A Soft Place to Land actually isn’t one of my actual book club’s selections this summer; I picked it out on a recent trip to Target before our trip abroad last month. I always take a few books with me on my travels, feeling ambitious that I will read as much as I can — despite the fact that I am traveling with young children who may have other activities in store for me. However, as they are getting easier to travel with as they age, my reading time is increasing.
I am intrigued by the book selections at Target, as well as at Costco, and always linger in the book sections for long periods of time when given the opportunity. On the odd occasion, I pick one up.

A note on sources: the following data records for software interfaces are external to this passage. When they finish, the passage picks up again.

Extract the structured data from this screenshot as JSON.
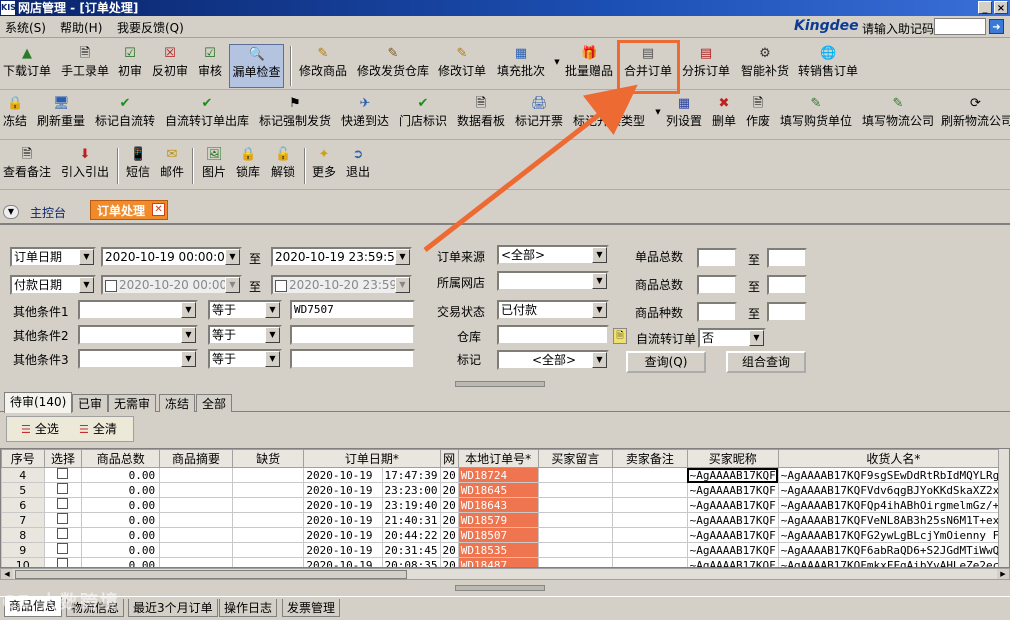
{
  "window": {
    "app_icon": "KIS",
    "title": "网店管理 - [订单处理]",
    "controls": [
      "_",
      "×"
    ]
  },
  "menubar": {
    "items": [
      "系统(S)",
      "帮助(H)",
      "我要反馈(Q)"
    ],
    "brand": "Kingdee",
    "hint_label": "请输入助记码",
    "hint_value": "",
    "go_icon": "arrow-right-icon"
  },
  "toolbar1": [
    {
      "label": "下载订单",
      "icon": "download-order-icon"
    },
    {
      "label": "手工录单",
      "icon": "manual-entry-icon"
    },
    {
      "label": "初审",
      "icon": "first-review-icon"
    },
    {
      "label": "反初审",
      "icon": "reverse-first-review-icon"
    },
    {
      "label": "审核",
      "icon": "audit-icon"
    },
    {
      "label": "漏单检查",
      "icon": "missing-order-check-icon",
      "pressed": true
    },
    {
      "label": "修改商品",
      "icon": "edit-goods-icon"
    },
    {
      "label": "修改发货仓库",
      "icon": "edit-warehouse-icon"
    },
    {
      "label": "修改订单",
      "icon": "edit-order-icon"
    },
    {
      "label": "填充批次",
      "icon": "fill-batch-icon"
    },
    {
      "label": "批量赠品",
      "icon": "batch-gift-icon"
    },
    {
      "label": "合并订单",
      "icon": "merge-order-icon",
      "highlighted": true
    },
    {
      "label": "分拆订单",
      "icon": "split-order-icon"
    },
    {
      "label": "智能补货",
      "icon": "smart-restock-icon"
    },
    {
      "label": "转销售订单",
      "icon": "to-sales-order-icon"
    }
  ],
  "toolbar2": [
    {
      "label": "冻结",
      "icon": "lock-icon"
    },
    {
      "label": "刷新重量",
      "icon": "refresh-weight-icon"
    },
    {
      "label": "标记自流转",
      "icon": "checkmark-icon"
    },
    {
      "label": "自流转订单出库",
      "icon": "checkmark-icon"
    },
    {
      "label": "标记强制发货",
      "icon": "flag-icon"
    },
    {
      "label": "快递到达",
      "icon": "courier-arrival-icon"
    },
    {
      "label": "门店标识",
      "icon": "checkmark-icon"
    },
    {
      "label": "数据看板",
      "icon": "dashboard-icon"
    },
    {
      "label": "标记开票",
      "icon": "invoice-mark-icon"
    },
    {
      "label": "标记开票类型",
      "icon": "invoice-type-icon"
    },
    {
      "label": "列设置",
      "icon": "column-settings-icon"
    },
    {
      "label": "删单",
      "icon": "delete-x-icon"
    },
    {
      "label": "作废",
      "icon": "void-icon"
    },
    {
      "label": "填写购货单位",
      "icon": "fill-buyer-icon"
    },
    {
      "label": "填写物流公司",
      "icon": "fill-logistics-icon"
    },
    {
      "label": "刷新物流公司",
      "icon": "refresh-logistics-icon"
    }
  ],
  "toolbar3": [
    {
      "label": "查看备注",
      "icon": "view-note-icon"
    },
    {
      "label": "引入引出",
      "icon": "import-export-icon"
    },
    {
      "label": "短信",
      "icon": "sms-icon"
    },
    {
      "label": "邮件",
      "icon": "mail-icon"
    },
    {
      "label": "图片",
      "icon": "image-icon"
    },
    {
      "label": "锁库",
      "icon": "lock-stock-icon"
    },
    {
      "label": "解锁",
      "icon": "unlock-icon"
    },
    {
      "label": "更多",
      "icon": "more-icon"
    },
    {
      "label": "退出",
      "icon": "exit-icon"
    }
  ],
  "nav": {
    "home": "主控台",
    "open_tab": "订单处理"
  },
  "filters": {
    "date_type1": "订单日期",
    "date1_from": "2020-10-19 00:00:00",
    "to": "至",
    "date1_to": "2020-10-19 23:59:59",
    "date_type2": "付款日期",
    "date2_from": "2020-10-20 00:00:0",
    "date2_to": "2020-10-20 23:59:5",
    "other1_label": "其他条件1",
    "other2_label": "其他条件2",
    "other3_label": "其他条件3",
    "op": "等于",
    "other1_value": "WD7507",
    "source_label": "订单来源",
    "source_value": "<全部>",
    "shop_label": "所属网店",
    "shop_value": "",
    "status_label": "交易状态",
    "status_value": "已付款",
    "warehouse_label": "仓库",
    "mark_label": "标记",
    "mark_value": "<全部>",
    "auto_flow_label": "自流转订单",
    "auto_flow_value": "否",
    "single_total_label": "单品总数",
    "goods_total_label": "商品总数",
    "goods_kinds_label": "商品种数",
    "query_btn": "查询(Q)",
    "combo_query_btn": "组合查询"
  },
  "tabs": [
    "待审(140)",
    "已审",
    "无需审",
    "冻结",
    "全部"
  ],
  "subtoolbar": {
    "select_all": "全选",
    "clear_all": "全清"
  },
  "grid": {
    "columns": [
      "序号",
      "选择",
      "商品总数",
      "商品摘要",
      "缺货",
      "订单日期*",
      "网",
      "本地订单号*",
      "买家留言",
      "卖家备注",
      "买家昵称",
      "收货人名*"
    ],
    "rows": [
      {
        "no": "4",
        "total": "0.00",
        "date": "2020-10-19",
        "time": "17:47:39",
        "net": "20",
        "order": "WD18724",
        "nick": "~AgAAAAB17KQF",
        "receiver": "~AgAAAAB17KQF9sgSEwDdRtRbIdMQYLRg"
      },
      {
        "no": "5",
        "total": "0.00",
        "date": "2020-10-19",
        "time": "23:23:00",
        "net": "20",
        "order": "WD18645",
        "nick": "~AgAAAAB17KQF",
        "receiver": "~AgAAAAB17KQFVdv6qgBJYoKKdSkaXZ2x"
      },
      {
        "no": "6",
        "total": "0.00",
        "date": "2020-10-19",
        "time": "23:19:40",
        "net": "20",
        "order": "WD18643",
        "nick": "~AgAAAAB17KQF",
        "receiver": "~AgAAAAB17KQFQp4ihABhOirgmelmGz/+"
      },
      {
        "no": "7",
        "total": "0.00",
        "date": "2020-10-19",
        "time": "21:40:31",
        "net": "20",
        "order": "WD18579",
        "nick": "~AgAAAAB17KQF",
        "receiver": "~AgAAAAB17KQFVeNL8AB3h25sN6M1T+ex"
      },
      {
        "no": "8",
        "total": "0.00",
        "date": "2020-10-19",
        "time": "20:44:22",
        "net": "20",
        "order": "WD18507",
        "nick": "~AgAAAAB17KQF",
        "receiver": "~AgAAAAB17KQFG2ywLgBLcjYmOienny F8"
      },
      {
        "no": "9",
        "total": "0.00",
        "date": "2020-10-19",
        "time": "20:31:45",
        "net": "20",
        "order": "WD18535",
        "nick": "~AgAAAAB17KQF",
        "receiver": "~AgAAAAB17KQF6abRaQD6+S2JGdMTiWwQ"
      },
      {
        "no": "10",
        "total": "0.00",
        "date": "2020-10-19",
        "time": "20:08:35",
        "net": "20",
        "order": "WD18487",
        "nick": "~AgAAAAB17KQF",
        "receiver": "~AgAAAAB17KQFmkxFFgAibYvAHLeZe2ec"
      }
    ]
  },
  "bottom_tabs": [
    "商品信息",
    "物流信息",
    "最近3个月订单",
    "操作日志",
    "发票管理"
  ],
  "watermark": "CE 大数跨境",
  "colors": {
    "highlight_box": "#ee6a33",
    "order_cell": "#ee7550",
    "title_bar": "#0a246a"
  }
}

On that particular day, I picked up A Soft Place to Land (Simon & Schuster) by Susan Rebecca White. The copy on the back cover pulled my heartstrings, I guess. It’s about sisters. I have two. We love each other, but our relationship is at times bumpy. However, I’m not sure what I’d do without them. While I may have not realized how important they were to me while growing up, I certainly do now. While many relationships in my life come and go, they are the two people who love me no matter what, and vice versa.
The book takes place in Atlanta, at least part of it, which is where I was born and bred. I know all of its locations intimately and knew the book would resonate with me on many levels.
The story revolves around two half sisters, Ruthie and Julia, who live a very normal life in a big house with terrific, loving parents. Who would ever think that life could change in the blink of an eye?
When they are ages 13 and 17, their parents are killed in a plane accident while flying over the Grand Canyon. Despite their strong desire to stay together, they are separated by provisions in their parent’s will and are forced to live apart. Julia is sent to live in a small town in Virginia with her father and evil step-wife; Ruthie heads to San Francisco to live with her loving aunt and uncle.
The story is told through Ruthie’s point-of-view. At first, she is not sure how to live without Julia. They communicate mainly via snail mail and their phone calls are somehow met with disappointment and the become less and less frequent. When Julia is finally allowed to go to San Francisco, Ruthie disapproves of her once hip older sister. She doesn’t like the way she dresses in tie-die shirts and she doesn’t like her constant criticism of her lifestyle, which is more fortunate than her own. Julia’s departure is abrupt and it causes friction between the sisters that lasts for many years. When Julia later becomes an author, and reveals a secret about her sister in the book, the damage is irreparable.
But as Ruthie grows up, she never stops longing for her sister. As they grow more and more distant, Ruthie’s memories of her parents get fainter and fainter. When she falls in love with a guy who pulls her back to live in Atlanta, Ruthie reconnects with her past…and her sister.
A Soft Place to Land is a nice summer read. If you have siblings, it will probably make you re-evaluate your relationships, as well as any future provisions you’ve made for your own children if anything should happen to you. White brings in recent real events like 9/11 and the US Airways flight that nearly crashed into the Hudson last year which brings the story closer to home.